Prompt |
Nothing should be left out. Give all the data again exactly as written.

The data |
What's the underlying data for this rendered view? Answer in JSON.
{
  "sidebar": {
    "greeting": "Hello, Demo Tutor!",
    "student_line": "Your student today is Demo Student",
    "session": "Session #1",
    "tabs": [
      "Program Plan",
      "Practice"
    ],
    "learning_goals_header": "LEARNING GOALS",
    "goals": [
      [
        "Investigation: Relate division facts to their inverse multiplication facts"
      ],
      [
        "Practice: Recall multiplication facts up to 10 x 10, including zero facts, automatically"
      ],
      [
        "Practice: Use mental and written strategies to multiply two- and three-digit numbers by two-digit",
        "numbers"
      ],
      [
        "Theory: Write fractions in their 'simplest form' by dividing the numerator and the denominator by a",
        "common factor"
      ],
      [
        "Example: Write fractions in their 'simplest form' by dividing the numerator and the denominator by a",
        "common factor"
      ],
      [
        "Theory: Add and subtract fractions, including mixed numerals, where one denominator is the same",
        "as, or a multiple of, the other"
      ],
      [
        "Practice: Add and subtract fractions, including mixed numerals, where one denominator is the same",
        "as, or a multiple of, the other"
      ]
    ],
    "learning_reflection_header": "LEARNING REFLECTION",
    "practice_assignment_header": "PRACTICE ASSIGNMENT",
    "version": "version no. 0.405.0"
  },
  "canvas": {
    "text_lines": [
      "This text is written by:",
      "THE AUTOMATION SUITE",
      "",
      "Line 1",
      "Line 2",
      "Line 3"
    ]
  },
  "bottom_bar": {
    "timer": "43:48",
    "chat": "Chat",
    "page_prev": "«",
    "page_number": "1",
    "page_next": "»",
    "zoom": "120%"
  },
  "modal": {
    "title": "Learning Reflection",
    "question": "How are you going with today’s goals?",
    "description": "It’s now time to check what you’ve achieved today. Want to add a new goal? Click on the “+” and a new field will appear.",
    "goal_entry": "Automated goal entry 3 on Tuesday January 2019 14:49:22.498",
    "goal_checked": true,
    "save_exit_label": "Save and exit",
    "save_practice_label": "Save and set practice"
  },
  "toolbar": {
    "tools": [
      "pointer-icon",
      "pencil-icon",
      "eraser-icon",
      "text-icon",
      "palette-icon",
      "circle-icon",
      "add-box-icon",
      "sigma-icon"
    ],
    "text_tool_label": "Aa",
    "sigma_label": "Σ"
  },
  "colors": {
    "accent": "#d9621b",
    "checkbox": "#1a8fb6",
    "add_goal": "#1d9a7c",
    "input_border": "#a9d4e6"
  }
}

Your solution |
What's the underlying data for this rendered view? Answer in JSON.
{
  "sidebar": {
    "greeting": "Hello, Demo Tutor!",
    "student_line": "Your student today is Demo Student",
    "session": "Session #1",
    "tabs": [
      "Program Plan",
      "Practice"
    ],
    "learning_goals_header": "LEARNING GOALS",
    "goals": [
      [
        "Investigation: Relate division facts to their inverse multiplication facts"
      ],
      [
        "Practice: Recall multiplication facts up to 10 x 10, including zero facts, automatically"
      ],
      [
        "Practice: Use mental and written strategies to multiply two- and three-digit numbers by two-digit",
        "numbers"
      ],
      [
        "Theory: Write fractions in their 'simplest form' by dividing the numerator and the denominator by a",
        "common factor"
      ],
      [
        "Example: Write fractions in their 'simplest form' by dividing the numerator and the denominator by a",
        "common factor"
      ],
      [
        "Theory: Add and subtract fractions, including mixed numerals, where one denominator is the same",
        "as, or a multiple of, the other"
      ],
      [
        "Practice: Add and subtract fractions, including mixed numerals, where one denominator is the same",
        "as, or a multiple of, the other"
      ]
    ],
    "learning_reflection_header": "LEARNING REFLECTION",
    "practice_assignment_header": "PRACTICE ASSIGNMENT",
    "version": "version no. 0.405.0"
  },
  "canvas": {
    "text_lines": [
      "This text is written by:",
      "THE AUTOMATION SUITE",
      "",
      "Line 1",
      "Line 2",
      "Line 3"
    ]
  },
  "bottom_bar": {
    "timer": "43:48",
    "chat": "Chat",
    "page_prev": "«",
    "page_number": "1",
    "page_next": "»",
    "zoom": "120%"
  },
  "modal": {
    "title": "Learning Reflection",
    "question": "How are you going with today’s goals?",
    "description": "It’s now time to check what you’ve achieved today. Want to add a new goal? Click on the “+” and a new field will appear.",
    "goal_entry": "Automated goal entry 3 on Tuesday January 2019 14:49:22.498",
    "goal_checked": true,
    "save_exit_label": "Save and exit",
    "save_practice_label": "Save and set practice"
  },
  "toolbar": {
    "tools": [
      "pointer-icon",
      "pencil-icon",
      "eraser-icon",
      "text-icon",
      "palette-icon",
      "circle-icon",
      "add-box-icon",
      "sigma-icon"
    ],
    "text_tool_label": "Aa",
    "sigma_label": "Σ"
  },
  "colors": {
    "accent": "#d9621b",
    "checkbox": "#1a8fb6",
    "add_goal": "#1d9a7c",
    "input_border": "#a9d4e6"
  }
}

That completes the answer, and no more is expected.